Newswise — Some of the devastation caused by the powerful tsunami Dec. 26 could have been prevented if not for the loss of nature's own protective coastal vegetation and natural barriers, says a University of Wyoming professor.
Protective reefs, sand dunes and mangroves along coastlines have steadily been removed over the last 20-25 years as the region's countries have tried to develop their economies, says Edward Barbier, a professor in the UW College of Business Department of Economics and Finance.
Barbier has studied resource problems in developing countries for more than 20 years, has centered his research on mangroves, mainly in Thailand.
Mangroves are trees and shrubs that thrive in tropical tidal zones. They provide a double layer of protection against the pounding surf along coastlines, he says.
But as Thailand's economy developed, since the 1960s the mangrove forests along the Gulf of Thailand and the Indian Ocean have been reduced in half, Barbier says. They have been replaced mainly by shrimp farms, hotels, growing cities and other coastal developments.
Barbier and Suthawan Satirathai, wife of Thailand's foreign minister, along with economists and ecologists, recently wrote a book, "Shrimp Expansion and Mangrove Loss in Thailand," a two-year study of Thailand's disappearing mangrove ecosystems. They note that many other Asian countries also have experienced widespread mangrove losses.
"However, we need to be cautious in attributing the recent tsunami disaster in the Indian Ocean to the widespread coastal degradation that is occurring in the region," Barbier says. "Even nature's ecosystem could not have prevented the tsunami. With an event that huge you have to expect great loss, but the question is, could some of it have been reduced?
"Ecologists and others studying coastal systems have said if there had been more protection from natural barriers, such as mangroves, coral reefs and other systems, these barriers could have reduced some of the losses," he says.
Local communities often depend upon mangroves for collecting shellfish and other fish that live in that type of system, and also for collecting wood products for construction, fuel, and other purposes, Barbier says.
"Also, mangroves are natural breeding and nursery habitat for coastal and marine fisheries," he says. "Removal of mangroves directly hurts the fishing industry along coastlines."

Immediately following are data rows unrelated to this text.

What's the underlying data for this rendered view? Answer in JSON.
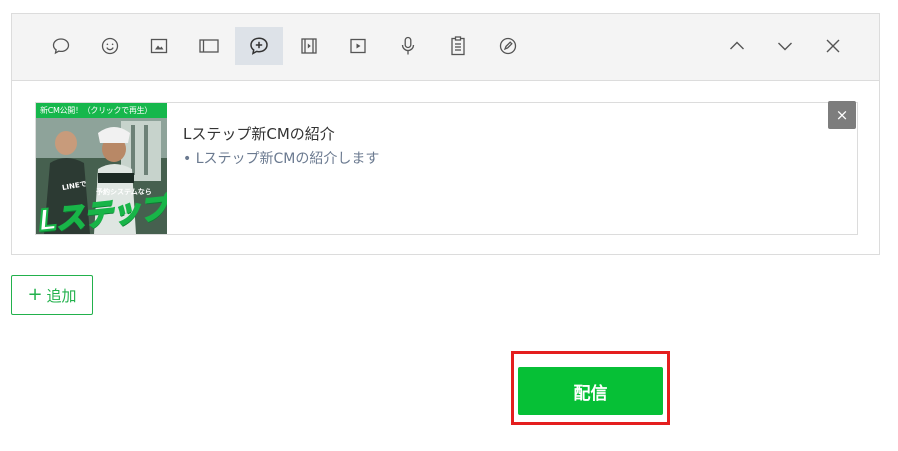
{
  "toolbar": {
    "tools": [
      {
        "icon": "speech-bubble-icon"
      },
      {
        "icon": "smiley-icon"
      },
      {
        "icon": "image-icon"
      },
      {
        "icon": "card-icon"
      },
      {
        "icon": "add-content-icon",
        "active": true
      },
      {
        "icon": "video-icon"
      },
      {
        "icon": "play-icon"
      },
      {
        "icon": "microphone-icon"
      },
      {
        "icon": "clipboard-icon"
      },
      {
        "icon": "edit-icon"
      }
    ],
    "controls": [
      "chevron-up-icon",
      "chevron-down-icon",
      "close-icon"
    ]
  },
  "card": {
    "thumbnail": {
      "banner": "新CM公開！（クリックで再生）",
      "line_text": "LINEで",
      "sub_text": "予約システムなら",
      "logo": "Lステップ"
    },
    "title": "Lステップ新CMの紹介",
    "description": "Lステップ新CMの紹介します",
    "remove_label": "×"
  },
  "add_button": {
    "plus": "+",
    "label": "追加"
  },
  "send_button": {
    "label": "配信"
  },
  "colors": {
    "accent_green": "#06c036",
    "outline_green": "#22b14c",
    "highlight_red": "#e41e1e",
    "toolbar_bg": "#f4f4f4",
    "active_tool_bg": "#dde2e8"
  }
}
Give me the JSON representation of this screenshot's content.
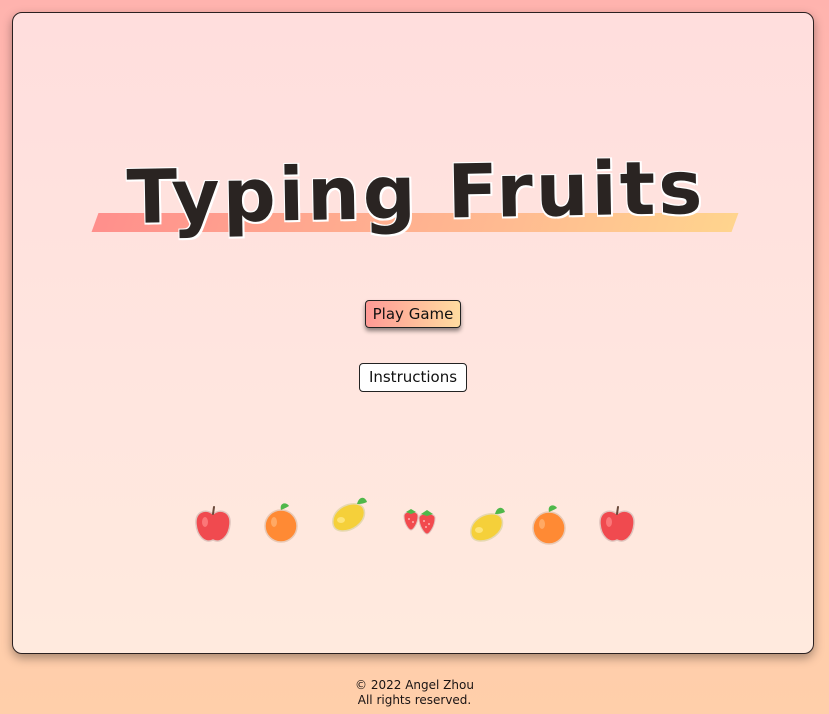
{
  "title": "Typing Fruits",
  "buttons": {
    "play": "Play Game",
    "instructions": "Instructions"
  },
  "fruits": [
    {
      "icon": "apple-icon"
    },
    {
      "icon": "orange-icon"
    },
    {
      "icon": "mango-icon"
    },
    {
      "icon": "strawberry-icon"
    },
    {
      "icon": "mango-icon"
    },
    {
      "icon": "orange-icon"
    },
    {
      "icon": "apple-icon"
    }
  ],
  "footer": {
    "copyright": "© 2022 Angel Zhou",
    "rights": "All rights reserved."
  },
  "colors": {
    "title_stripe_start": "#ff8f8c",
    "title_stripe_end": "#ffd48e",
    "play_button_start": "#ff9a96",
    "play_button_end": "#ffdca0"
  }
}
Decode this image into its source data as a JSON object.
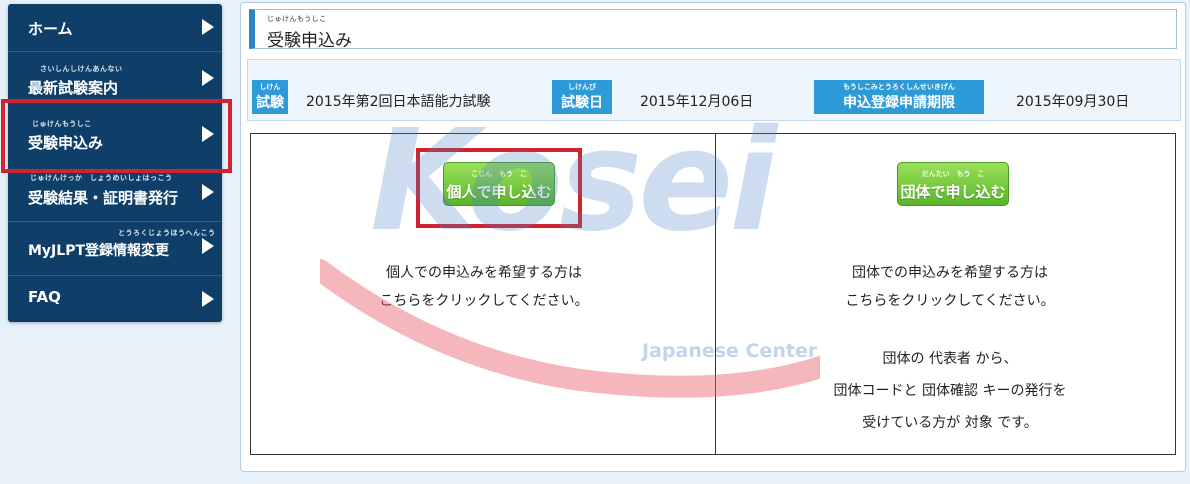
{
  "sidebar": {
    "items": [
      {
        "ruby": "",
        "label": "ホーム"
      },
      {
        "ruby": "さいしんしけんあんない",
        "label": "最新試験案内"
      },
      {
        "ruby": "じゅけんもうしこ",
        "label": "受験申込み"
      },
      {
        "ruby": "じゅけんけっか　しょうめいしょはっこう",
        "label": "受験結果・証明書発行"
      },
      {
        "ruby": "とうろくじょうほうへんこう",
        "label": "MyJLPT登録情報変更"
      },
      {
        "ruby": "",
        "label": "FAQ"
      }
    ]
  },
  "page": {
    "title_ruby": "じゅけんもうしこ",
    "title": "受験申込み"
  },
  "exam_info": {
    "exam_badge_ruby": "しけん",
    "exam_badge": "試験",
    "exam_name": "2015年第2回日本語能力試験",
    "date_badge_ruby": "しけんび",
    "date_badge": "試験日",
    "exam_date": "2015年12月06日",
    "deadline_badge_ruby": "もうしこみとうろくしんせいきげん",
    "deadline_badge": "申込登録申請期限",
    "deadline_date": "2015年09月30日"
  },
  "individual": {
    "button_ruby": "こじん　もう　こ",
    "button_label": "個人で申し込む",
    "desc_line1": "個人での申込みを希望する方は",
    "desc_line2": "こちらをクリックしてください。"
  },
  "group": {
    "button_ruby": "だんたい　もう　こ",
    "button_label": "団体で申し込む",
    "desc_line1": "団体での申込みを希望する方は",
    "desc_line2": "こちらをクリックしてください。",
    "note_line1": "団体の 代表者 から、",
    "note_line2": "団体コードと 団体確認 キーの発行を",
    "note_line3": "受けている方が 対象 です。"
  },
  "watermark": {
    "brand": "Kosei",
    "sub": "Japanese Center"
  },
  "colors": {
    "sidebar_bg": "#0f3f69",
    "badge_blue": "#2e9ad8",
    "button_green": "#59b52a",
    "highlight_red": "#d0232f",
    "watermark_blue": "#5082c8",
    "watermark_pink": "#e8606a"
  }
}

He adds that the livelihoods of many communities are affected when natural protection is removed in commercial development projects. He says wealthy investors often benefit the most from commercial developments, such as large-scale shrimp farming or hotels, but local residents tend to share much less in these benefits.